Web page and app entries

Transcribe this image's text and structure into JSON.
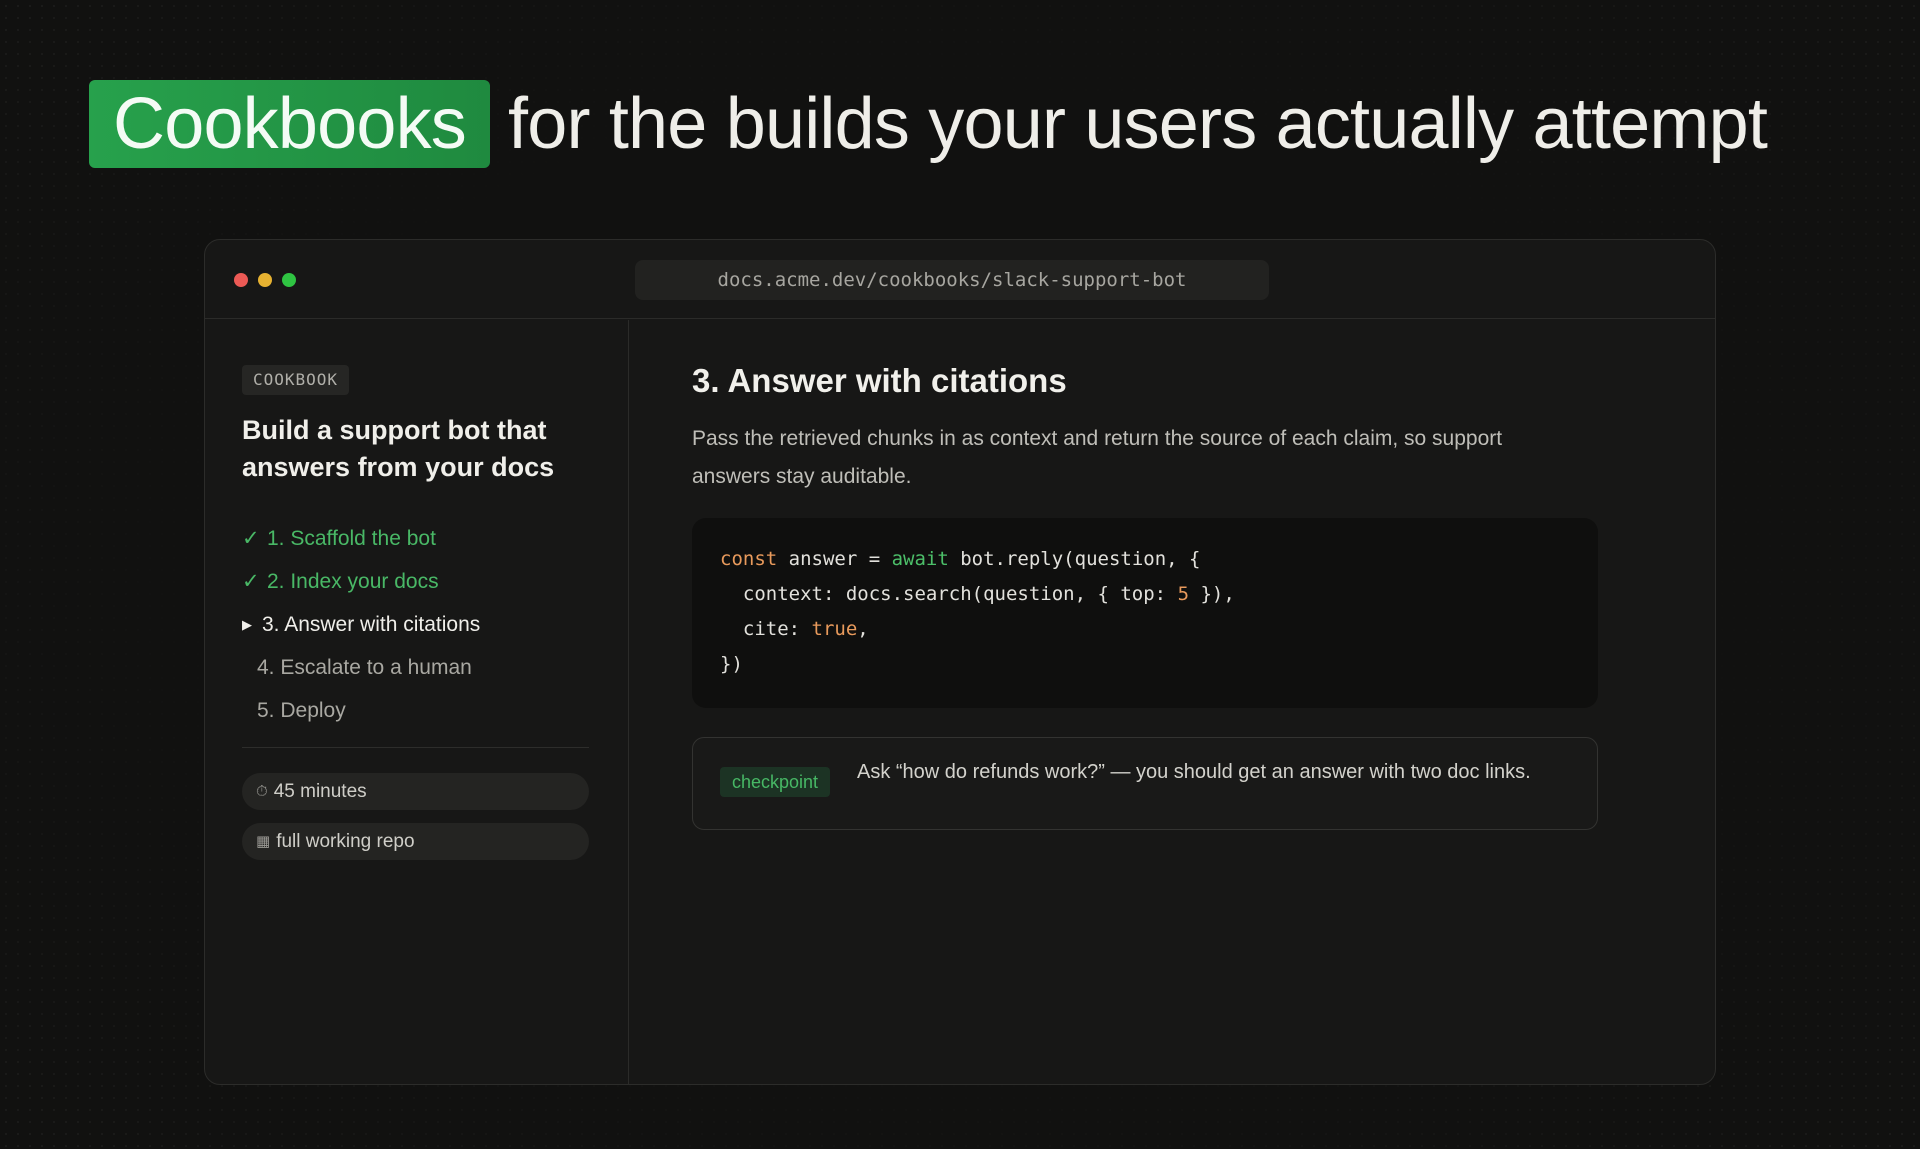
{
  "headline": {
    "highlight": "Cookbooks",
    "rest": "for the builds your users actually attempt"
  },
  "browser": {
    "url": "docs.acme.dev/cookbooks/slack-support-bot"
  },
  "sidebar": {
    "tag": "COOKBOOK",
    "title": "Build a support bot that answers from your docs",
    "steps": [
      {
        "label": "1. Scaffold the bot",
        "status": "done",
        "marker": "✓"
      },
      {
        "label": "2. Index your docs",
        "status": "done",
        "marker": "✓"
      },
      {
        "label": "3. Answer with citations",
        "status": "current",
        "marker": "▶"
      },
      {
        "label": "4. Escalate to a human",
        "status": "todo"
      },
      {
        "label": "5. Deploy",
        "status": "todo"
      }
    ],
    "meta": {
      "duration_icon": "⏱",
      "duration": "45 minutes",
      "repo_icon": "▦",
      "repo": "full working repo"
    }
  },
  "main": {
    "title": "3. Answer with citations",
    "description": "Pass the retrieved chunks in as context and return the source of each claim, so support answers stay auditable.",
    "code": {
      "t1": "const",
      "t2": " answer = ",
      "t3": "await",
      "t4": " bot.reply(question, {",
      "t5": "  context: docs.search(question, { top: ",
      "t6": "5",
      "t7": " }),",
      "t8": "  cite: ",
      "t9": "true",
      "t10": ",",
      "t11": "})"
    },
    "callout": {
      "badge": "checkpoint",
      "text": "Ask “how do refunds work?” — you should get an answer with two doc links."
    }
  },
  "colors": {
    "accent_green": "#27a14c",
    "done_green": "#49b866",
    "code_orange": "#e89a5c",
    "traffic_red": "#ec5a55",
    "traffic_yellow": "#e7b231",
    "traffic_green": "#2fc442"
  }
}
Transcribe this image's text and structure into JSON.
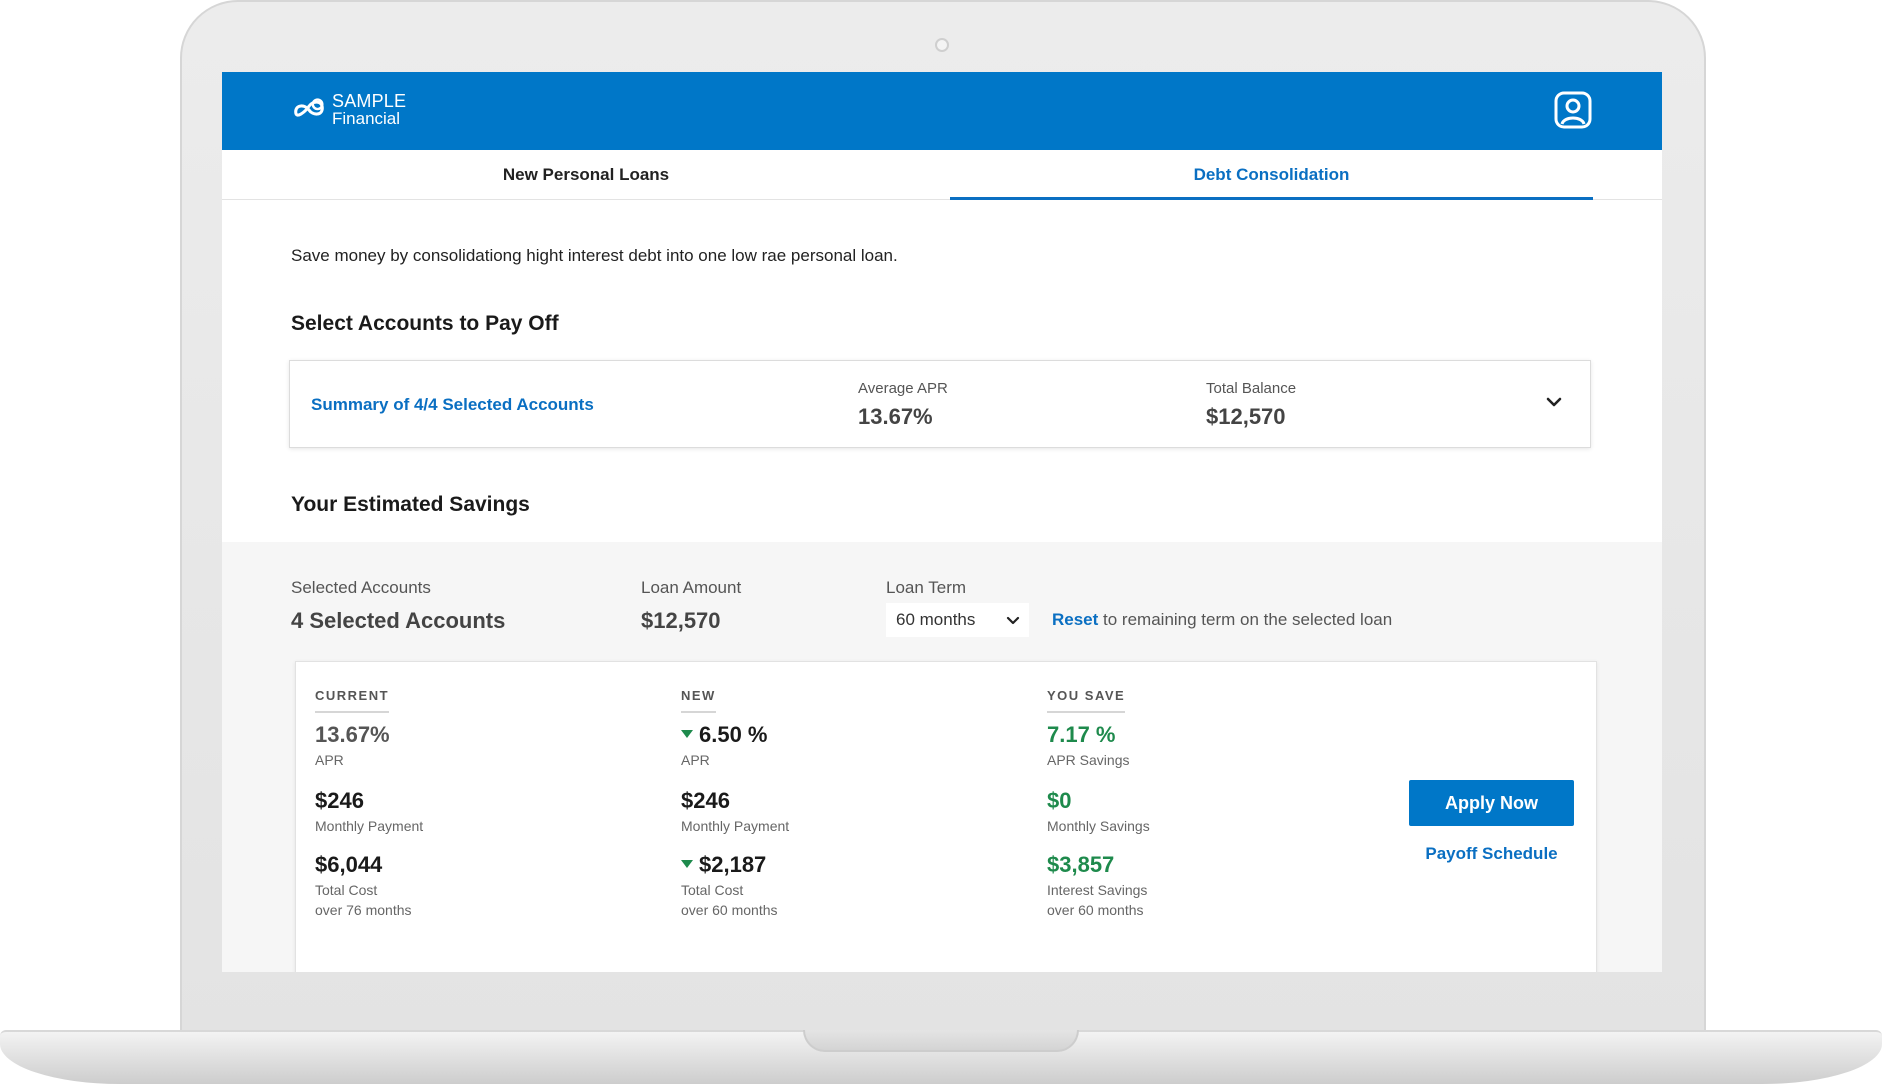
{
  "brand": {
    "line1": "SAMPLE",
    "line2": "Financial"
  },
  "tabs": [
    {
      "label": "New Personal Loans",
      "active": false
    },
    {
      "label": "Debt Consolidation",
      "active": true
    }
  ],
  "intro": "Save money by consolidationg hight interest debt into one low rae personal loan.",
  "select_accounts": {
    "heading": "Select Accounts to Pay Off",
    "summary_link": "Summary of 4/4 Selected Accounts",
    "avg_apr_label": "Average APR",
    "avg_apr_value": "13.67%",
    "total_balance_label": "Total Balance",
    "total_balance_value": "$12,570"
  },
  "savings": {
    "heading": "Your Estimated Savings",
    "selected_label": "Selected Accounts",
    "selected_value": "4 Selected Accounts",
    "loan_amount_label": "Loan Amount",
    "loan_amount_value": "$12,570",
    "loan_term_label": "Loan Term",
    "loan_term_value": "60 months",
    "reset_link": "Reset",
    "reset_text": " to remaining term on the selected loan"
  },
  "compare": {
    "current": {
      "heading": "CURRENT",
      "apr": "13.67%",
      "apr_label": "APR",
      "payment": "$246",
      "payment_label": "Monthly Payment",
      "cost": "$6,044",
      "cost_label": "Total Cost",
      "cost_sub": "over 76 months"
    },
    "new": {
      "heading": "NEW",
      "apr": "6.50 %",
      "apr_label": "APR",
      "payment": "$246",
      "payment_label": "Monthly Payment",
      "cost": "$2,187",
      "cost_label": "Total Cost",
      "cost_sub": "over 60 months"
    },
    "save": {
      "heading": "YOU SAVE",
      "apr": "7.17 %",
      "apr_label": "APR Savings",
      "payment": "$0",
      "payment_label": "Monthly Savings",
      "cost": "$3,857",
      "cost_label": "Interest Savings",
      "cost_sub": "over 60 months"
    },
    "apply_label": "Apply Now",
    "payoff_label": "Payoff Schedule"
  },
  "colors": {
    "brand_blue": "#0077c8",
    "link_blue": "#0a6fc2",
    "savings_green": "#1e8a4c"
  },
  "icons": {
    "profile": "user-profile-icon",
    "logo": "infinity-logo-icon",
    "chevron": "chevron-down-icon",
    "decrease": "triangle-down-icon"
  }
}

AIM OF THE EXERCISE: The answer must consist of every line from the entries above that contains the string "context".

EXERCISE RESPONSE:
    "description": "Pass the retrieved chunks in as context and return the source of each claim, so support answers stay auditable.",
      "t5": "  context: docs.search(question, { top: ",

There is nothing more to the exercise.